Many communities are mourning the passing of Marilyn McCord Adams: philosophers, theologians and Christians from all over the world benefited from her influence during her lifetime.1 We can only hope that the reach of her prolific work and profound insights continues to grow in the future. In honor of Professor McCord Adams, I would like to note some of the distinctive and inspiring aspects of her life and work. I first encountered the work of
If “God so loved the world” (John 3:16) and “desires that all be saved” (2 Tim 2:4), how are Christians to make sense of hell? Is hell undoubtedly eternal (as passages like Matt 25:41 suggest), or is it possible that God’s Love will eventually conquer even the staunchest of resisting wills?

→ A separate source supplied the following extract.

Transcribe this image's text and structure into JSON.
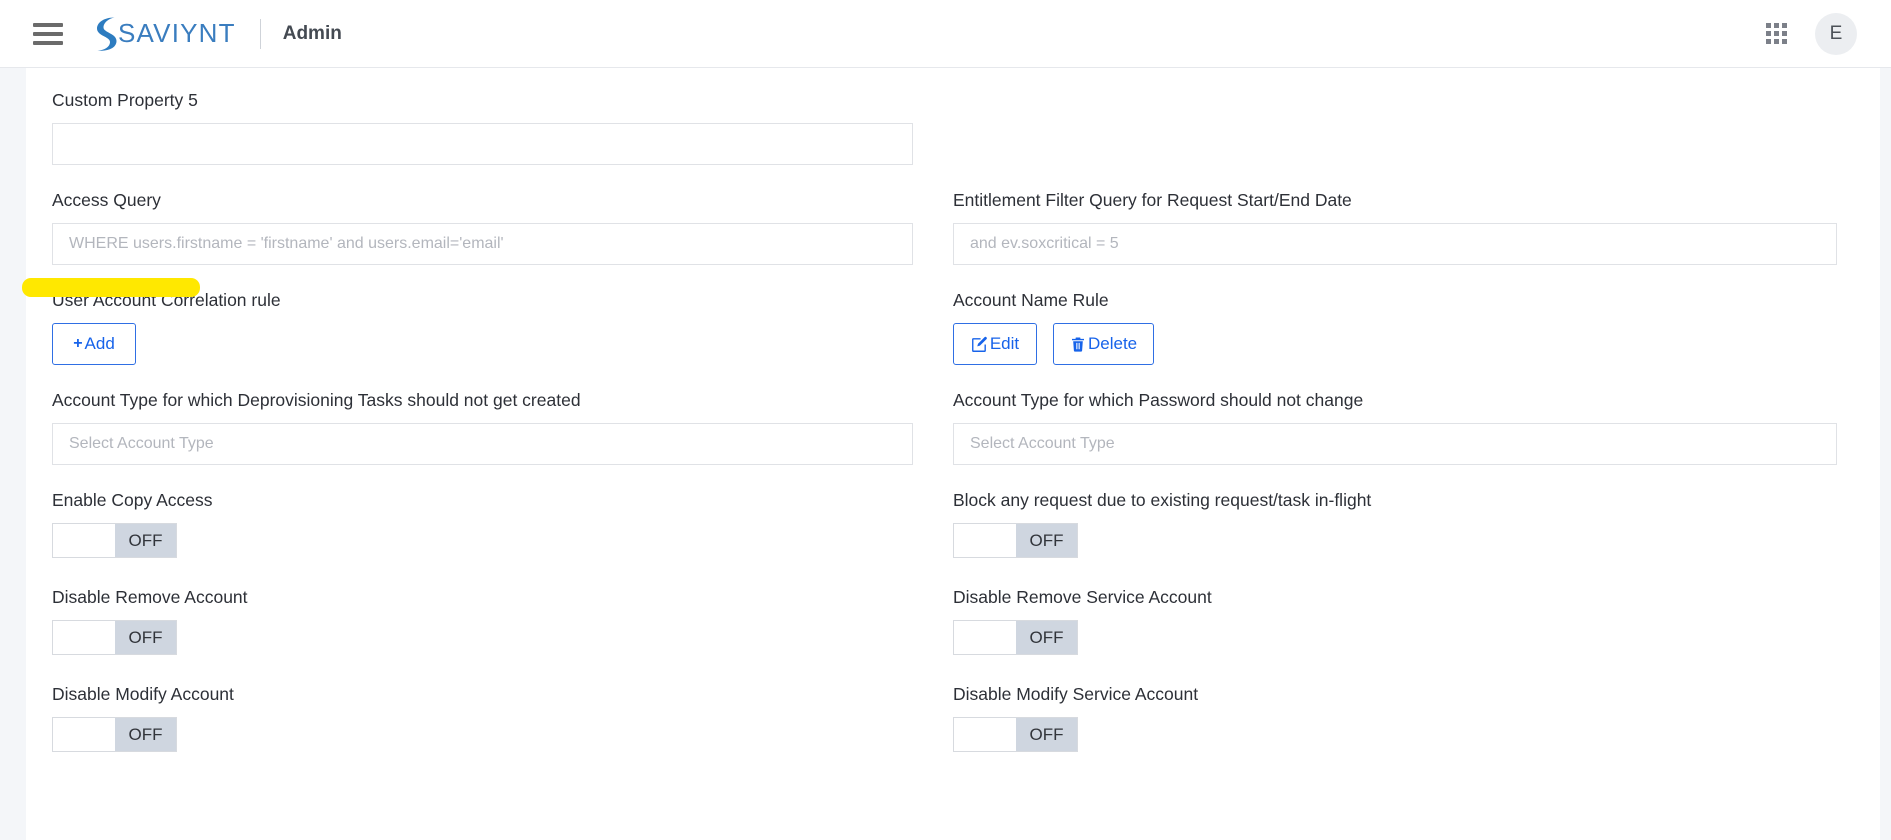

What is the role of doctrine about hell in living the Christian life, in training new Christians, or in proclaiming the Gospel? Today our
For my monthly contribution, I want to engage in an interesting thought experiment. Let me start off with the caveat that I am not, at this moment, a Universalist. In the upcoming November Round Table on Hell and universalism, I will described myself as a “Hopefulist” in the sense that I desperately want it to be true that God eventually saves everyone in the end, but I cannot definitively prove that this is the case.

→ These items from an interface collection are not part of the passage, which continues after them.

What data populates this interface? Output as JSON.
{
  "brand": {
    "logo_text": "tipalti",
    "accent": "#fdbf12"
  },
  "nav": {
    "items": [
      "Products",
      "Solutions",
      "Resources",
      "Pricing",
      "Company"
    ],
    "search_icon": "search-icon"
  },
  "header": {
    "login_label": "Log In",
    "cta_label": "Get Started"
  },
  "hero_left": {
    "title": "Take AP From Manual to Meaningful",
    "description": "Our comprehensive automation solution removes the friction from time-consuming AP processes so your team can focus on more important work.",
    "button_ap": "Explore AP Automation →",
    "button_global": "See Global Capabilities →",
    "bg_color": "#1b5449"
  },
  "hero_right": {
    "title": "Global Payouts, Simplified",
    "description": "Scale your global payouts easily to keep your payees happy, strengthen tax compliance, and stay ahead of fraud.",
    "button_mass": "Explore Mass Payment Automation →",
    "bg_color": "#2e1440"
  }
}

The human person—with his openness to truth and beauty, his sense of moral goodness, his freedom and the voice of his conscience, his longings for the infinite and for happiness—questions himself about God’s existence. In all this he discerns signs of his spiritual soul. The soul, the “seed of eternity we bear in ourselves, irreducible to the merely material,” can have its origin only in God (CCC 33). Such says the Catechism of the Catholic
1 Timothy 2:1–4: “I urge that supplications, prayers, intercessions, and thanksgivings should be made for everyone, for kings and all who are in high positions, so that we may lead a quiet and peaceable life in all godliness and dignity. This is right and is acceptable in the sight of God our Saviour, who desires everyone to be saved and to come to the knowledge of the truth.” 2 Peter 3:8–9: “But do not ignore